If you have a family, make regular times to spend with your children and partner. You may have breakfast and dinner together during the week. Outsourcing some jobs – such as supermarket shopping, cleaning, and cooking – may also help maintain a healthy work-life balance while on night shift.

5. Exercise

Night shift workers tend to weigh more than regular workers. Limited access to quality food at night, and the difficulty of finding time to exercise, are both contributors to weight gain while on night shift.

Exercise when you can. This article lists 12 exercises that are easy to do in your workplace without too much humiliation.

Try to factor in 20 to 30 minutes of exercise three times a week. Online videos or DVDs are an easy and affordable way to develop a workout routine that suits you. Short, high intensity workouts will deliver the most observable improvements in your fitness in the shortest period.

Night shifts are often long, and they can also be irregular. Nurses and carers often have to switch from night shift one week to day shift the next. It can be extremely physically demanding.

Caring for the frail, elderly or unwell at night is an admirable job.

Prioritising your good health and wellbeing while working night shift will be the key to successfully delivering care to those who need it.

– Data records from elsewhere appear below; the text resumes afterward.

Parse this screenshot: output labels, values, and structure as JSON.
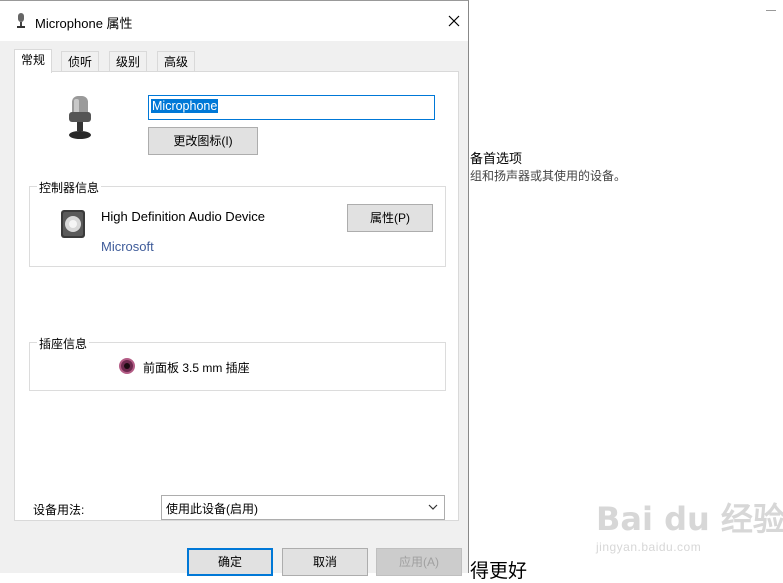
{
  "window": {
    "title": "Microphone 属性",
    "close_glyph": "✕"
  },
  "tabs": [
    {
      "label": "常规",
      "active": true
    },
    {
      "label": "侦听",
      "active": false
    },
    {
      "label": "级别",
      "active": false
    },
    {
      "label": "高级",
      "active": false
    }
  ],
  "general": {
    "device_name_value": "Microphone",
    "change_icon_label": "更改图标(I)",
    "controller_group_label": "控制器信息",
    "controller_name": "High Definition Audio Device",
    "controller_manufacturer": "Microsoft",
    "properties_label": "属性(P)",
    "jack_group_label": "插座信息",
    "jack_text": "前面板 3.5 mm 插座",
    "jack_color": "#b45d86",
    "usage_label": "设备用法:",
    "usage_value": "使用此设备(启用)"
  },
  "buttons": {
    "ok": "确定",
    "cancel": "取消",
    "apply": "应用(A)"
  },
  "background": {
    "heading": "备首选项",
    "description": "组和扬声器或其使用的设备。",
    "bottom_text": "得更好"
  },
  "watermark": {
    "logo": "Bai du 经验",
    "url": "jingyan.baidu.com"
  },
  "colors": {
    "accent": "#0078d7",
    "link": "#3f5c9a"
  }
}
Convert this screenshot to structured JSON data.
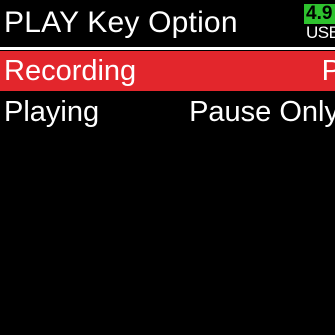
{
  "header": {
    "title": "PLAY Key Option",
    "battery_level": "4.9",
    "power_source": "USB"
  },
  "colors": {
    "selected_row": "#e3262c",
    "battery_fill": "#2ec22e",
    "background": "#000000",
    "text": "#ffffff"
  },
  "menu": {
    "items": [
      {
        "label": "Recording",
        "value": "P",
        "selected": true
      },
      {
        "label": "Playing",
        "value": "Pause Only",
        "selected": false
      }
    ]
  }
}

Leave a Reply

Your email address will not be published. Required fields are marked *


Improving deep sleep may prevent dementia

As little as a 1% reduction in deep sleep per year for people over 60 years of age translates into a 27% increased risk of dementia, according to a Monash study which suggests that enhancing or maintaining deep sleep, also known as slow wave sleep, in older years could stave off dementia. Read More

Sydney aged care home reaccredited despite administering out-of-date medication

An aged care home in the northern suburbs of Sydney administered out-of-date medication to residents, but has been reaccredited for another two years. Read More

Is There a Link Between Hearing Loss and Dementia?

In the last few years, there have been a number of researches that suggest that hearing loss may be linked to dementia and Alzheimer’s disease. So when managing your own health, or the health of a loved one, it’s important to take note of any hearing loss that may be developing. Approximately 3.5 million people... Read More